Web page and app entries
= = = = =

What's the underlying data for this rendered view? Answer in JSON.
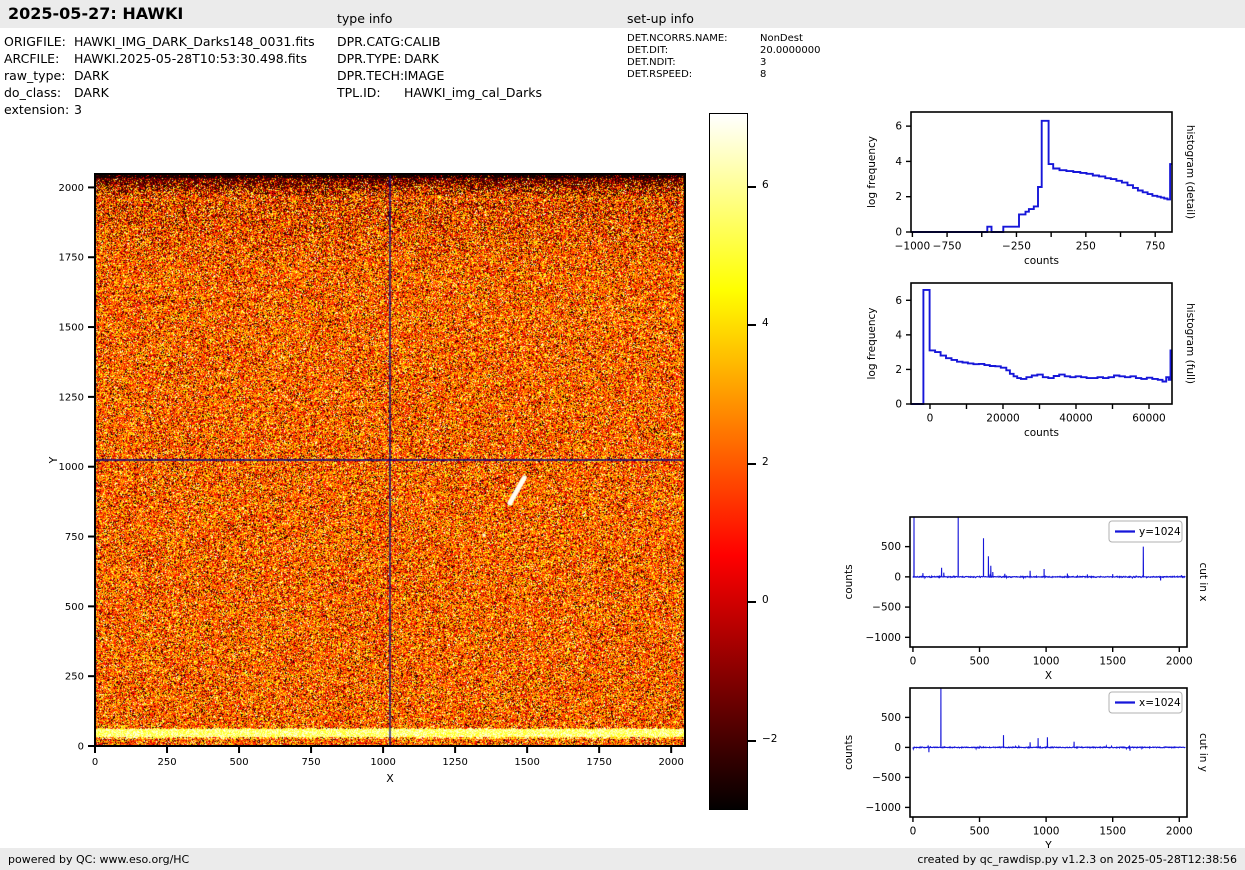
{
  "header": {
    "title": "2025-05-27: HAWKI",
    "sections": {
      "type_info": "type info",
      "setup_info": "set-up info"
    }
  },
  "file_info": {
    "rows": [
      {
        "label": "ORIGFILE:",
        "value": "HAWKI_IMG_DARK_Darks148_0031.fits"
      },
      {
        "label": "ARCFILE:",
        "value": "HAWKI.2025-05-28T10:53:30.498.fits"
      },
      {
        "label": "raw_type:",
        "value": "DARK"
      },
      {
        "label": "do_class:",
        "value": "DARK"
      },
      {
        "label": "extension:",
        "value": "3"
      }
    ]
  },
  "type_info": {
    "rows": [
      {
        "label": "DPR.CATG:",
        "value": "CALIB"
      },
      {
        "label": "DPR.TYPE:",
        "value": "DARK"
      },
      {
        "label": "DPR.TECH:",
        "value": "IMAGE"
      },
      {
        "label": "TPL.ID:",
        "value": "HAWKI_img_cal_Darks"
      }
    ]
  },
  "setup_info": {
    "rows": [
      {
        "label": "DET.NCORRS.NAME:",
        "value": "NonDest"
      },
      {
        "label": "DET.DIT:",
        "value": "20.0000000"
      },
      {
        "label": "DET.NDIT:",
        "value": "3"
      },
      {
        "label": "DET.RSPEED:",
        "value": "8"
      }
    ]
  },
  "footer": {
    "left": "powered by QC: www.eso.org/HC",
    "right": "created by qc_rawdisp.py v1.2.3 on 2025-05-28T12:38:56"
  },
  "colors": {
    "line_blue": "#1616d9",
    "crosshair_navy": "#000082",
    "panel_gray": "#ebebeb",
    "legend_border": "#b0b0b0"
  },
  "chart_data": [
    {
      "id": "raw_image",
      "type": "heatmap",
      "xlabel": "X",
      "ylabel": "Y",
      "xlim": [
        0,
        2048
      ],
      "ylim": [
        0,
        2048
      ],
      "xticks": [
        0,
        250,
        500,
        750,
        1000,
        1250,
        1500,
        1750,
        2000
      ],
      "yticks": [
        0,
        250,
        500,
        750,
        1000,
        1250,
        1500,
        1750,
        2000
      ],
      "colormap": "hot",
      "crosshair_x": 1024,
      "crosshair_y": 1024,
      "features": {
        "description": "noisy raw dark frame speckle, hot colormap",
        "dark_band_top_rows": [
          1985,
          2048
        ],
        "bright_band_bottom_rows": [
          30,
          58
        ],
        "white_streak_data_xy": [
          [
            1440,
            870
          ],
          [
            1490,
            960
          ]
        ]
      }
    },
    {
      "id": "colorbar",
      "type": "colorbar",
      "colormap": "hot",
      "range": [
        -3.0,
        7.07
      ],
      "ticks": [
        -2,
        0,
        2,
        4,
        6
      ],
      "tick_labels": [
        "−2",
        "0",
        "2",
        "4",
        "6"
      ]
    },
    {
      "id": "histogram_detail",
      "type": "step-line",
      "xlabel": "counts",
      "ylabel": "log frequency",
      "side_label": "histogram (detail)",
      "xlim": [
        -1010,
        871
      ],
      "ylim": [
        0,
        6.8
      ],
      "xticks": [
        -1000,
        -750,
        -500,
        -250,
        0,
        250,
        500,
        750
      ],
      "xtick_labels": [
        "−1000",
        "−750",
        "",
        "−250",
        "",
        "250",
        "",
        "750"
      ],
      "yticks": [
        0,
        2,
        4,
        6
      ],
      "steps": [
        [
          -1010,
          0
        ],
        [
          -460,
          0.3
        ],
        [
          -430,
          0
        ],
        [
          -345,
          0.3
        ],
        [
          -232,
          1.0
        ],
        [
          -185,
          1.15
        ],
        [
          -160,
          1.3
        ],
        [
          -125,
          1.45
        ],
        [
          -95,
          2.55
        ],
        [
          -68,
          6.3
        ],
        [
          -18,
          3.85
        ],
        [
          15,
          3.6
        ],
        [
          60,
          3.5
        ],
        [
          110,
          3.45
        ],
        [
          160,
          3.4
        ],
        [
          210,
          3.35
        ],
        [
          255,
          3.3
        ],
        [
          300,
          3.2
        ],
        [
          345,
          3.15
        ],
        [
          390,
          3.05
        ],
        [
          430,
          3.0
        ],
        [
          470,
          2.9
        ],
        [
          510,
          2.8
        ],
        [
          550,
          2.65
        ],
        [
          590,
          2.5
        ],
        [
          625,
          2.35
        ],
        [
          660,
          2.25
        ],
        [
          695,
          2.15
        ],
        [
          730,
          2.05
        ],
        [
          765,
          2.0
        ],
        [
          790,
          1.95
        ],
        [
          815,
          1.9
        ],
        [
          838,
          1.85
        ],
        [
          857,
          3.85
        ]
      ]
    },
    {
      "id": "histogram_full",
      "type": "step-line",
      "xlabel": "counts",
      "ylabel": "log frequency",
      "side_label": "histogram (full)",
      "xlim": [
        -5200,
        66300
      ],
      "ylim": [
        0,
        7.0
      ],
      "xticks": [
        0,
        10000,
        20000,
        30000,
        40000,
        50000,
        60000
      ],
      "xtick_labels": [
        "0",
        "",
        "20000",
        "",
        "40000",
        "",
        "60000"
      ],
      "yticks": [
        0,
        2,
        4,
        6
      ],
      "steps": [
        [
          -5200,
          0
        ],
        [
          -1800,
          6.6
        ],
        [
          -100,
          3.1
        ],
        [
          1400,
          3.0
        ],
        [
          2900,
          2.8
        ],
        [
          4400,
          2.65
        ],
        [
          5900,
          2.55
        ],
        [
          7400,
          2.45
        ],
        [
          8900,
          2.4
        ],
        [
          10400,
          2.35
        ],
        [
          11900,
          2.3
        ],
        [
          13400,
          2.32
        ],
        [
          14900,
          2.25
        ],
        [
          16400,
          2.2
        ],
        [
          17900,
          2.18
        ],
        [
          19400,
          2.1
        ],
        [
          20900,
          1.95
        ],
        [
          21900,
          1.75
        ],
        [
          22900,
          1.6
        ],
        [
          23900,
          1.5
        ],
        [
          24900,
          1.45
        ],
        [
          26400,
          1.55
        ],
        [
          27900,
          1.65
        ],
        [
          29400,
          1.7
        ],
        [
          30900,
          1.55
        ],
        [
          32400,
          1.5
        ],
        [
          33900,
          1.62
        ],
        [
          35400,
          1.7
        ],
        [
          36900,
          1.6
        ],
        [
          38400,
          1.55
        ],
        [
          39900,
          1.6
        ],
        [
          41400,
          1.55
        ],
        [
          42900,
          1.5
        ],
        [
          44400,
          1.5
        ],
        [
          45900,
          1.55
        ],
        [
          47400,
          1.5
        ],
        [
          48900,
          1.55
        ],
        [
          50400,
          1.65
        ],
        [
          51900,
          1.6
        ],
        [
          53400,
          1.55
        ],
        [
          54900,
          1.6
        ],
        [
          56400,
          1.5
        ],
        [
          57900,
          1.45
        ],
        [
          59400,
          1.52
        ],
        [
          60900,
          1.45
        ],
        [
          62400,
          1.4
        ],
        [
          63700,
          1.3
        ],
        [
          64700,
          1.55
        ],
        [
          65400,
          1.4
        ],
        [
          65900,
          3.1
        ]
      ]
    },
    {
      "id": "cut_in_x",
      "type": "line",
      "xlabel": "X",
      "ylabel": "counts",
      "side_label": "cut in x",
      "legend": "y=1024",
      "xlim": [
        -22,
        2058
      ],
      "ylim": [
        -1160,
        990
      ],
      "xticks": [
        0,
        500,
        1000,
        1500,
        2000
      ],
      "yticks": [
        -1000,
        -500,
        0,
        500
      ],
      "ytick_labels": [
        "−1000",
        "−500",
        "0",
        "500"
      ],
      "baseline": 0,
      "noise_amplitude": 12,
      "spikes": [
        [
          8,
          990
        ],
        [
          75,
          60
        ],
        [
          215,
          150
        ],
        [
          232,
          70
        ],
        [
          340,
          990
        ],
        [
          530,
          640
        ],
        [
          567,
          340
        ],
        [
          585,
          185
        ],
        [
          600,
          80
        ],
        [
          690,
          50
        ],
        [
          880,
          100
        ],
        [
          985,
          130
        ],
        [
          1160,
          55
        ],
        [
          1310,
          40
        ],
        [
          1500,
          45
        ],
        [
          1730,
          500
        ],
        [
          1860,
          -60
        ]
      ]
    },
    {
      "id": "cut_in_y",
      "type": "line",
      "xlabel": "Y",
      "ylabel": "counts",
      "side_label": "cut in y",
      "legend": "x=1024",
      "xlim": [
        -22,
        2058
      ],
      "ylim": [
        -1160,
        990
      ],
      "xticks": [
        0,
        500,
        1000,
        1500,
        2000
      ],
      "yticks": [
        -1000,
        -500,
        0,
        500
      ],
      "ytick_labels": [
        "−1000",
        "−500",
        "0",
        "500"
      ],
      "baseline": 0,
      "noise_amplitude": 10,
      "spikes": [
        [
          120,
          -80
        ],
        [
          210,
          990
        ],
        [
          680,
          205
        ],
        [
          880,
          85
        ],
        [
          940,
          155
        ],
        [
          1010,
          170
        ],
        [
          1210,
          95
        ],
        [
          1630,
          -55
        ]
      ]
    }
  ]
}
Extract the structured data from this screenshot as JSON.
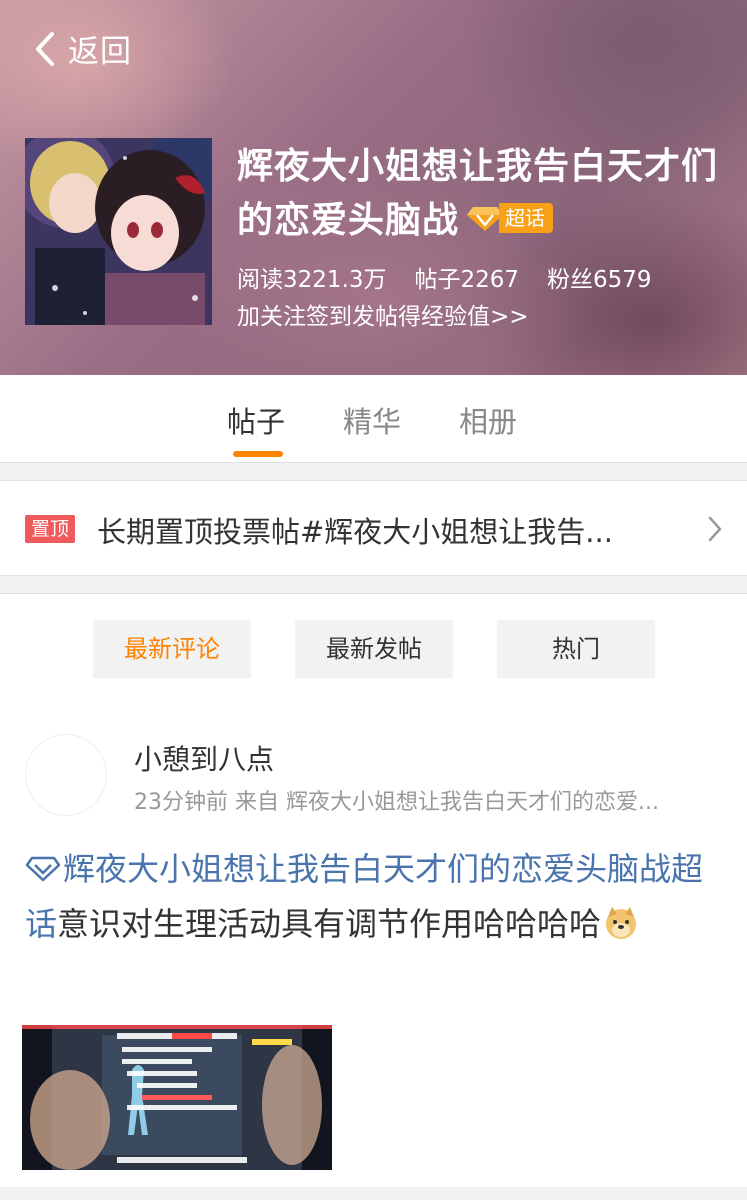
{
  "header": {
    "back_label": "返回",
    "title": "辉夜大小姐想让我告白天才们的恋爱头脑战",
    "badge": "超话",
    "stats": {
      "reads": "阅读3221.3万",
      "posts": "帖子2267",
      "fans": "粉丝6579"
    },
    "hint": "加关注签到发帖得经验值>>"
  },
  "tabs": [
    "帖子",
    "精华",
    "相册"
  ],
  "pinned": {
    "tag": "置顶",
    "text": "长期置顶投票帖#辉夜大小姐想让我告..."
  },
  "filters": [
    "最新评论",
    "最新发帖",
    "热门"
  ],
  "post": {
    "username": "小憩到八点",
    "meta": "23分钟前 来自 辉夜大小姐想让我告白天才们的恋爱...",
    "topic": "辉夜大小姐想让我告白天才们的恋爱头脑战超话",
    "body": "意识对生理活动具有调节作用哈哈哈哈"
  },
  "colors": {
    "accent": "#ff8200",
    "pin_tag": "#f05a5a",
    "topic_link": "#4a74ad",
    "badge": "#f7a11a"
  },
  "icons": [
    "back-arrow-icon",
    "diamond-gem-icon",
    "chevron-right-icon",
    "topic-diamond-icon",
    "doge-emoji-icon"
  ]
}
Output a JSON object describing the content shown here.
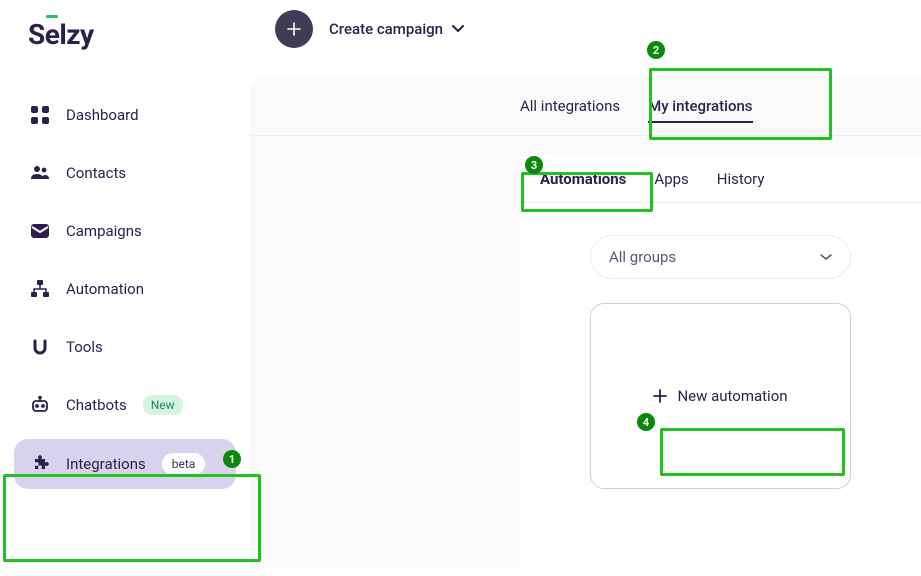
{
  "sidebar": {
    "logo": "Sēlzy",
    "items": [
      {
        "label": "Dashboard"
      },
      {
        "label": "Contacts"
      },
      {
        "label": "Campaigns"
      },
      {
        "label": "Automation"
      },
      {
        "label": "Tools"
      },
      {
        "label": "Chatbots",
        "badge": "New"
      },
      {
        "label": "Integrations",
        "badge": "beta",
        "active": true
      }
    ]
  },
  "topbar": {
    "create_label": "Create campaign"
  },
  "primary_tabs": {
    "all": "All integrations",
    "my": "My integrations"
  },
  "sub_tabs": {
    "automations": "Automations",
    "apps": "Apps",
    "history": "History"
  },
  "filter": {
    "label": "All groups"
  },
  "card": {
    "label": "New automation"
  },
  "callouts": [
    "1",
    "2",
    "3",
    "4"
  ]
}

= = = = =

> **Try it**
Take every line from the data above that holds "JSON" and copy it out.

> **The completed task**
What's the underlying data for this rendered view? Answer in JSON.
Extract the structured data from this screenshot as JSON.
Output a JSON object describing the content shown here.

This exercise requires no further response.